Let's look carefully at the election results from Iran.
When given a chance, it appears that Iranians voted for moderation on Friday.
That is the headline here. Candidates described as moderate or moderate-conservative won most of the seats in Iran's Parliament.
So-called hardline candidates who opposed Iran's recent nuclear deal with the West were thrown into the minority.
But that headline may not mean exactly what it seems. Let's talk this through with Thomas Erdbrink,
who is Tehran correspondent for The New York Times. Welcome back to the program.
THOMAS ERDBRINK: Thanks for having me, Steve.
INSKEEP: First, help me understand this. We're told moderates won over the weekend.
But we'd previously been told that many people who wanted reform in Iran had been kept off the ballot entirely in these Parliamentary and other elections.
ERDBRINK: Well, that's actually absolutely true. And what that means is that those people calling for major change in this country are not participating in these elections.
The people that are participating under the banner of reforming might have sympathies for the real original reformist agenda.
It doesn't mean that Iran is now on the dawn of sweeping change.
INSKEEP: OK, so you're saying that people who wanted big change in Iran weren't even on the ballot.
But the people who appear to be winning are those who are more — what's the word for them really, pragmatic, centrist, something else?
ERDBRINK: I guess that would cover it — pragmatic, centrist. It's always hard to label people here.
There are people who are hardliners on certain issues but would be open to economic reforms.
Does that make them a moderate? At the same time, they might be saying the hijab,
the Islamic headscarf, is obligatory. And they might propose to have police controls to check women to do that.
So these labels are very, very complicated. I guess the also message is Iranians have voiced their interest in change.
They clearly want this. But the leaders they have chosen are not that prone to making radical changes.
INSKEEP: OK, so what does all of this mean for President Hassan Rouhani, the man who made the nuclear deal with outside powers in recent months?
ERDBRINK: Well, it does feel that the political faction that will support him at least on economical issues will gain in strength.
So of course, the sanctions have been lifted in January. Again, Iran's president Rouhani has been propagating to open up the economy.
This strong minority can help him in achieving that. At the same time, hardliners will try to oppose such changes.
So it is definitely not some kind of blank check for President Rouhani.
INSKEEP: So if we're looking for change in Iran, it would be economic change,

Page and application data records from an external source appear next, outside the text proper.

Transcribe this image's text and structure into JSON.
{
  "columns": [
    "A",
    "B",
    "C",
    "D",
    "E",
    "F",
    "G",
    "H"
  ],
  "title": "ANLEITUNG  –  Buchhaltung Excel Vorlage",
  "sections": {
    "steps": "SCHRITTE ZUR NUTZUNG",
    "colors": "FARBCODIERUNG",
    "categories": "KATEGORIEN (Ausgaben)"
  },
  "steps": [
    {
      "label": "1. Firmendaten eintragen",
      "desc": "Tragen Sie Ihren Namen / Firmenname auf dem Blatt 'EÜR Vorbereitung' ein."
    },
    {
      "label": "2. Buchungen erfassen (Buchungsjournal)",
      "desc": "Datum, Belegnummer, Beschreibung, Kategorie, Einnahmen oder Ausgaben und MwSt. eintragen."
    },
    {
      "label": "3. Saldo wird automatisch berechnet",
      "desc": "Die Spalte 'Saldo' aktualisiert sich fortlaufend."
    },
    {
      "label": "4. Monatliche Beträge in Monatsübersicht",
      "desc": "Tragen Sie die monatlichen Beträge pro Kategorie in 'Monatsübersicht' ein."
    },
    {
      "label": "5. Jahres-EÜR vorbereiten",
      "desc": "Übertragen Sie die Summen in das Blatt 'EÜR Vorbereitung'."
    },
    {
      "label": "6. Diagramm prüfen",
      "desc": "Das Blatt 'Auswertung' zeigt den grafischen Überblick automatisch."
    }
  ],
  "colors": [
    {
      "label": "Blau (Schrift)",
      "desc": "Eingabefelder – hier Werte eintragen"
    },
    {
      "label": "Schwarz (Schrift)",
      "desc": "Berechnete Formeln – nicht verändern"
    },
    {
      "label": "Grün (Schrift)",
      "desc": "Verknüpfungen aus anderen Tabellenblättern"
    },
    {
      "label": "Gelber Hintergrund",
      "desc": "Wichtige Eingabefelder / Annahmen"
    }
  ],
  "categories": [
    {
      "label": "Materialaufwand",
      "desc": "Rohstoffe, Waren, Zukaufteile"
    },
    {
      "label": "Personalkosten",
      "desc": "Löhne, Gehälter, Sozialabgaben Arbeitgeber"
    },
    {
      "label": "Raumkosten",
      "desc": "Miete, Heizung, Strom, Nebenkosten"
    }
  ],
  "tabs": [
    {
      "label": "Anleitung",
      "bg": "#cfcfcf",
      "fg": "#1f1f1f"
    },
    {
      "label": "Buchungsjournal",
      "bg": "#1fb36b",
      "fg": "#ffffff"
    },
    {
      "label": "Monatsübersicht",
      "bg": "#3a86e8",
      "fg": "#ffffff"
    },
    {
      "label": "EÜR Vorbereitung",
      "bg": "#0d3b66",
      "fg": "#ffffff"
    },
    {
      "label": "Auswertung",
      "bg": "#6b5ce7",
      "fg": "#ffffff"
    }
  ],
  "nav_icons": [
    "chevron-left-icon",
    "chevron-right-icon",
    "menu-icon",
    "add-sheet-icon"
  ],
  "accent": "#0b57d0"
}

opening up the economy and not necessarily changes in the freedom of expression or the rules for women or anything else.
ERDBRINK: I think that laws have proven very hard to be altered here in the Islamic Republic of Iran since the revolution.
And it will be quite a while before we see changes in that. But you're right; at the same time, the economy should open up.
It's absolutely necessary. I'm here now in the ministry of interior, which really looks like it could use a complete overhaul.
That's just the impression you get when you visit many Iranian government sites but also industrial sites.
They need to get the economy going. That will be Mr. Rouhani's priority,
and it will also be the priority of those who support him possibly in the future in Parliament.
INSKEEP: What do you mean the building you're in looks like it needs renovation?
ERDBRINK: Yeah, it needs quite a bit of renovation. I guess it's from 40 years ago.
Part of it has been painted, but yeah, it's just symbolic for a lot of the state of the industry, government offices and so on.
And so the whole country needs an overhaul. And, you know, President Rouhani should be the one who OKs that.
INSKEEP: Thomas, thanks very much. Always a pleasure talking with you.
ERDBRINK: Thank you, Steve.
INSKEEP: Thomas Erdbrink is a reporter for The New York Times in Tehran.